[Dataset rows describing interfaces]
★ ★ ★ ★ ★ ★ ★

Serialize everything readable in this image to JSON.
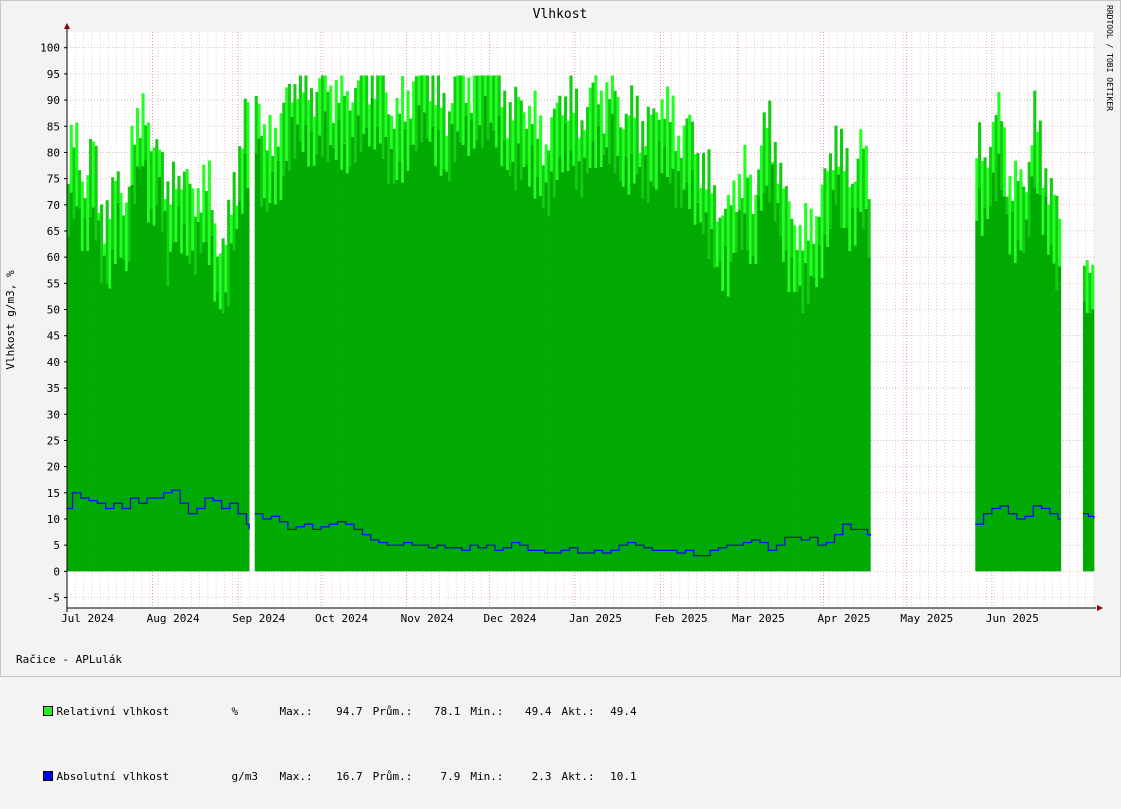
{
  "title": "Vlhkost",
  "watermark": "RRDTOOL / TOBI OETIKER",
  "station": "Račice - APLulák",
  "colors": {
    "background": "#f3f3f3",
    "canvas": "#ffffff",
    "grid_major": "#e08080",
    "grid_minor": "#d9b3b3",
    "relative": "#00aa00",
    "relative_light": "#22ff22",
    "absolute": "#0000ff"
  },
  "legend": [
    {
      "name": "Relativní vlhkost",
      "unit": "%",
      "max_label": "Max.:",
      "max": "94.7",
      "avg_label": "Prům.:",
      "avg": "78.1",
      "min_label": "Min.:",
      "min": "49.4",
      "cur_label": "Akt.:",
      "cur": "49.4",
      "color": "#00cc00"
    },
    {
      "name": "Absolutní vlhkost",
      "unit": "g/m3",
      "max_label": "Max.:",
      "max": "16.7",
      "avg_label": "Prům.:",
      "avg": "7.9",
      "min_label": "Min.:",
      "min": "2.3",
      "cur_label": "Akt.:",
      "cur": "10.1",
      "color": "#0000ff"
    }
  ],
  "chart_data": {
    "type": "area",
    "title": "Vlhkost",
    "ylabel": "Vlhkost g/m3, %",
    "ylim": [
      -7,
      103
    ],
    "yticks": [
      -5,
      0,
      5,
      10,
      15,
      20,
      25,
      30,
      35,
      40,
      45,
      50,
      55,
      60,
      65,
      70,
      75,
      80,
      85,
      90,
      95,
      100
    ],
    "x_unit": "days since 2024-06-25",
    "xlim": [
      0,
      372
    ],
    "xticks": [
      {
        "label": "Jul 2024",
        "day": 6
      },
      {
        "label": "Aug 2024",
        "day": 37
      },
      {
        "label": "Sep 2024",
        "day": 68
      },
      {
        "label": "Oct 2024",
        "day": 98
      },
      {
        "label": "Nov 2024",
        "day": 129
      },
      {
        "label": "Dec 2024",
        "day": 159
      },
      {
        "label": "Jan 2025",
        "day": 190
      },
      {
        "label": "Feb 2025",
        "day": 221
      },
      {
        "label": "Mar 2025",
        "day": 249
      },
      {
        "label": "Apr 2025",
        "day": 280
      },
      {
        "label": "May 2025",
        "day": 310
      },
      {
        "label": "Jun 2025",
        "day": 341
      }
    ],
    "grid": true,
    "legend_position": "bottom-left",
    "gaps": [
      [
        66,
        68
      ],
      [
        291,
        329
      ],
      [
        360,
        368
      ]
    ],
    "series": [
      {
        "name": "Relativní vlhkost",
        "type": "area",
        "points": [
          [
            0,
            74
          ],
          [
            3,
            77
          ],
          [
            6,
            68
          ],
          [
            9,
            76
          ],
          [
            12,
            65
          ],
          [
            15,
            62
          ],
          [
            18,
            72
          ],
          [
            21,
            63
          ],
          [
            24,
            80
          ],
          [
            27,
            86
          ],
          [
            30,
            72
          ],
          [
            33,
            80
          ],
          [
            36,
            64
          ],
          [
            39,
            72
          ],
          [
            42,
            70
          ],
          [
            45,
            65
          ],
          [
            48,
            70
          ],
          [
            51,
            68
          ],
          [
            54,
            58
          ],
          [
            57,
            56
          ],
          [
            60,
            70
          ],
          [
            63,
            78
          ],
          [
            66,
            85
          ],
          [
            68,
            89
          ],
          [
            71,
            75
          ],
          [
            74,
            80
          ],
          [
            77,
            80
          ],
          [
            80,
            86
          ],
          [
            83,
            90
          ],
          [
            86,
            88
          ],
          [
            89,
            86
          ],
          [
            92,
            89
          ],
          [
            95,
            87
          ],
          [
            98,
            88
          ],
          [
            101,
            84
          ],
          [
            104,
            88
          ],
          [
            107,
            90
          ],
          [
            110,
            91
          ],
          [
            113,
            89
          ],
          [
            116,
            84
          ],
          [
            119,
            82
          ],
          [
            122,
            85
          ],
          [
            125,
            88
          ],
          [
            128,
            92
          ],
          [
            131,
            90
          ],
          [
            134,
            86
          ],
          [
            137,
            82
          ],
          [
            140,
            88
          ],
          [
            143,
            90
          ],
          [
            146,
            89
          ],
          [
            149,
            90
          ],
          [
            152,
            92
          ],
          [
            155,
            90
          ],
          [
            158,
            86
          ],
          [
            161,
            82
          ],
          [
            164,
            84
          ],
          [
            167,
            83
          ],
          [
            170,
            80
          ],
          [
            173,
            77
          ],
          [
            176,
            80
          ],
          [
            179,
            86
          ],
          [
            182,
            86
          ],
          [
            185,
            80
          ],
          [
            188,
            84
          ],
          [
            191,
            87
          ],
          [
            194,
            86
          ],
          [
            197,
            88
          ],
          [
            200,
            82
          ],
          [
            203,
            82
          ],
          [
            206,
            83
          ],
          [
            209,
            80
          ],
          [
            212,
            80
          ],
          [
            215,
            86
          ],
          [
            218,
            82
          ],
          [
            221,
            78
          ],
          [
            224,
            80
          ],
          [
            227,
            76
          ],
          [
            230,
            73
          ],
          [
            233,
            68
          ],
          [
            236,
            64
          ],
          [
            239,
            62
          ],
          [
            242,
            70
          ],
          [
            245,
            72
          ],
          [
            248,
            64
          ],
          [
            251,
            78
          ],
          [
            254,
            80
          ],
          [
            257,
            75
          ],
          [
            260,
            64
          ],
          [
            263,
            62
          ],
          [
            266,
            58
          ],
          [
            269,
            62
          ],
          [
            272,
            64
          ],
          [
            275,
            70
          ],
          [
            278,
            80
          ],
          [
            281,
            72
          ],
          [
            284,
            70
          ],
          [
            287,
            76
          ],
          [
            290,
            70
          ],
          [
            291,
            69
          ],
          [
            329,
            76
          ],
          [
            332,
            73
          ],
          [
            335,
            80
          ],
          [
            338,
            82
          ],
          [
            341,
            70
          ],
          [
            344,
            68
          ],
          [
            347,
            70
          ],
          [
            350,
            82
          ],
          [
            353,
            74
          ],
          [
            356,
            68
          ],
          [
            359,
            60
          ],
          [
            360,
            60
          ],
          [
            368,
            58
          ],
          [
            370,
            52
          ],
          [
            372,
            49.4
          ]
        ]
      },
      {
        "name": "Absolutní vlhkost",
        "type": "line",
        "points": [
          [
            0,
            12
          ],
          [
            2,
            15
          ],
          [
            5,
            14
          ],
          [
            8,
            13.5
          ],
          [
            11,
            13
          ],
          [
            14,
            12
          ],
          [
            17,
            13
          ],
          [
            20,
            12
          ],
          [
            23,
            14
          ],
          [
            26,
            13
          ],
          [
            29,
            14
          ],
          [
            32,
            14
          ],
          [
            35,
            15
          ],
          [
            38,
            15.5
          ],
          [
            41,
            13
          ],
          [
            44,
            11
          ],
          [
            47,
            12
          ],
          [
            50,
            14
          ],
          [
            53,
            13.5
          ],
          [
            56,
            12
          ],
          [
            59,
            13
          ],
          [
            62,
            11
          ],
          [
            65,
            9
          ],
          [
            66,
            8
          ],
          [
            68,
            11
          ],
          [
            71,
            10
          ],
          [
            74,
            10.5
          ],
          [
            77,
            9.5
          ],
          [
            80,
            8
          ],
          [
            83,
            8.5
          ],
          [
            86,
            9
          ],
          [
            89,
            8
          ],
          [
            92,
            8.5
          ],
          [
            95,
            9
          ],
          [
            98,
            9.5
          ],
          [
            101,
            9
          ],
          [
            104,
            8
          ],
          [
            107,
            7
          ],
          [
            110,
            6
          ],
          [
            113,
            5.5
          ],
          [
            116,
            5
          ],
          [
            119,
            5
          ],
          [
            122,
            5.5
          ],
          [
            125,
            5
          ],
          [
            128,
            5
          ],
          [
            131,
            4.5
          ],
          [
            134,
            5
          ],
          [
            137,
            4.5
          ],
          [
            140,
            4.5
          ],
          [
            143,
            4
          ],
          [
            146,
            5
          ],
          [
            149,
            4.5
          ],
          [
            152,
            5
          ],
          [
            155,
            4
          ],
          [
            158,
            4.5
          ],
          [
            161,
            5.5
          ],
          [
            164,
            5
          ],
          [
            167,
            4
          ],
          [
            170,
            4
          ],
          [
            173,
            3.5
          ],
          [
            176,
            3.5
          ],
          [
            179,
            4
          ],
          [
            182,
            4.5
          ],
          [
            185,
            3.5
          ],
          [
            188,
            3.5
          ],
          [
            191,
            4
          ],
          [
            194,
            3.5
          ],
          [
            197,
            4
          ],
          [
            200,
            5
          ],
          [
            203,
            5.5
          ],
          [
            206,
            5
          ],
          [
            209,
            4.5
          ],
          [
            212,
            4
          ],
          [
            215,
            4
          ],
          [
            218,
            4
          ],
          [
            221,
            3.5
          ],
          [
            224,
            4
          ],
          [
            227,
            3
          ],
          [
            230,
            3
          ],
          [
            233,
            4
          ],
          [
            236,
            4.5
          ],
          [
            239,
            5
          ],
          [
            242,
            5
          ],
          [
            245,
            5.5
          ],
          [
            248,
            6
          ],
          [
            251,
            5.5
          ],
          [
            254,
            4
          ],
          [
            257,
            5
          ],
          [
            260,
            6.5
          ],
          [
            263,
            6.5
          ],
          [
            266,
            6
          ],
          [
            269,
            6.5
          ],
          [
            272,
            5
          ],
          [
            275,
            5.5
          ],
          [
            278,
            7
          ],
          [
            281,
            9
          ],
          [
            284,
            8
          ],
          [
            287,
            8
          ],
          [
            290,
            7
          ],
          [
            291,
            6.8
          ],
          [
            329,
            9
          ],
          [
            332,
            11
          ],
          [
            335,
            12
          ],
          [
            338,
            12.5
          ],
          [
            341,
            11
          ],
          [
            344,
            10
          ],
          [
            347,
            10.5
          ],
          [
            350,
            12.5
          ],
          [
            353,
            12
          ],
          [
            356,
            11
          ],
          [
            359,
            10
          ],
          [
            360,
            10
          ],
          [
            368,
            11
          ],
          [
            370,
            10.5
          ],
          [
            372,
            10.1
          ]
        ]
      }
    ]
  }
}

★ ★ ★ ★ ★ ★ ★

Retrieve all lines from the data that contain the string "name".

== ANSWER SPACE ==
      "name": "Relativní vlhkost",
      "name": "Absolutní vlhkost",
        "name": "Relativní vlhkost",
        "name": "Absolutní vlhkost",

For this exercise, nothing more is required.